For Dan Carcillo, 2009-10 was a tale of two seasons. There was the beginning of the year, where Carcillo was a loose cannon, up to the same old antics that defined his first half-season in Philadelphia a year prior. He took dumb penalties, living up to his reputation as an out of control bad ass who couldn't contain his emotions. He hurt the team more often than not.
After the jump, we'll examine his resurgence.
Enter Peter Laviolette. When the Flyers hired their new head coach on December 4, one of the big questions was how he would respond to a team and an organization known for its history of tough stuff. Laviolette was vehemently anti-fighting in Carolina, and a clash between a guy like Carcillo and a coach like Laviolette seemed imminent.
It took one game. In the first game under the new regime, Carcillo, who had admittedly shown small signs of improvement in his stupidity to that point, showed everybody that he was still a bit wild. He sucker punched Washington's Matt Bradley in the face, worthy of a four-game suspension.
Laviolette made his opinion known. From there, we saw a clearly obvious change in Carbomb's game. From that point on, he quickly became the fan favorite Paul Holmgren promised he would become when acquiring him at the trade deadline in 2009.
As we wrote during the season:

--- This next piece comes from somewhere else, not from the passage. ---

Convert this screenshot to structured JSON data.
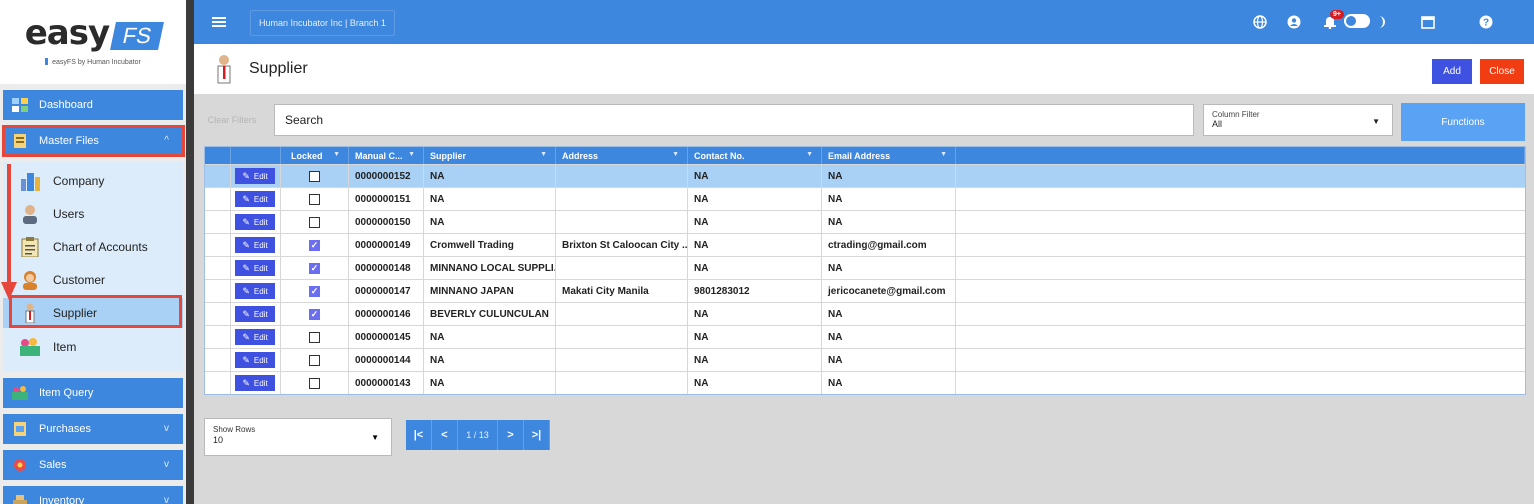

Since, smart play has become a not-so-shocking staple of his game. It slowly but surely has become expected for Carcillo to draw penalties more often than he takes them, and the fights he engages in these days are often calculated, strategic endeavors instead of reckless, adrenaline-driven fits of rage.
He's even added a bit of the scoring touch, and his fine play has been appreciated by his coach in more than just words. Carcillo is a now serving on Laviolette's top line, playing with Selke-worthy captain Mike Richards and the always smooth-as-ice Simon Gagne. He compliments those two with a perfect mix of aggression and hockey sense, giving the two point producers room to work while sometimes even stepping onto the score sheet himself.
He was that player for the Flyers down the stretch of the regular season. Into the playoffs, too. Sure, at times he would regress to his old self a bit, but rarely ever in the second half of the season did he hurt the team based on doing something stupid alone. Many, many times the team was hurt due to Carcillo's reputation, but he's made great strides this season to fix that reputation.
He even won the respect of Peter Laviolette, who said during the playoffs that scratching Carcillo was one of the toughest things he's ever had to do as a coach. So now, what happens with Carbomb? The restricted free agent may or may not return to Philadelphia next season. Does he fit in the mix? It's obvious, I think that he can't continue to play with Simon Gagne and Mike Richards on the top line. As well as that worked out, it's not the ideal circumstance.
So, do you keep Carcillo and plop him on the fourth line with Blair Betts and Ian Laperriere? It's really the only place he fits, and a lot of that depends on if you decide to re-sign Darroll Powe and Arron Asham, too. There are questions to be asked, but one thing can be sure: if Carcillo isn't here next year, it's not because the Flyers didn't want him back. It's because he just doesn't fit on the roster.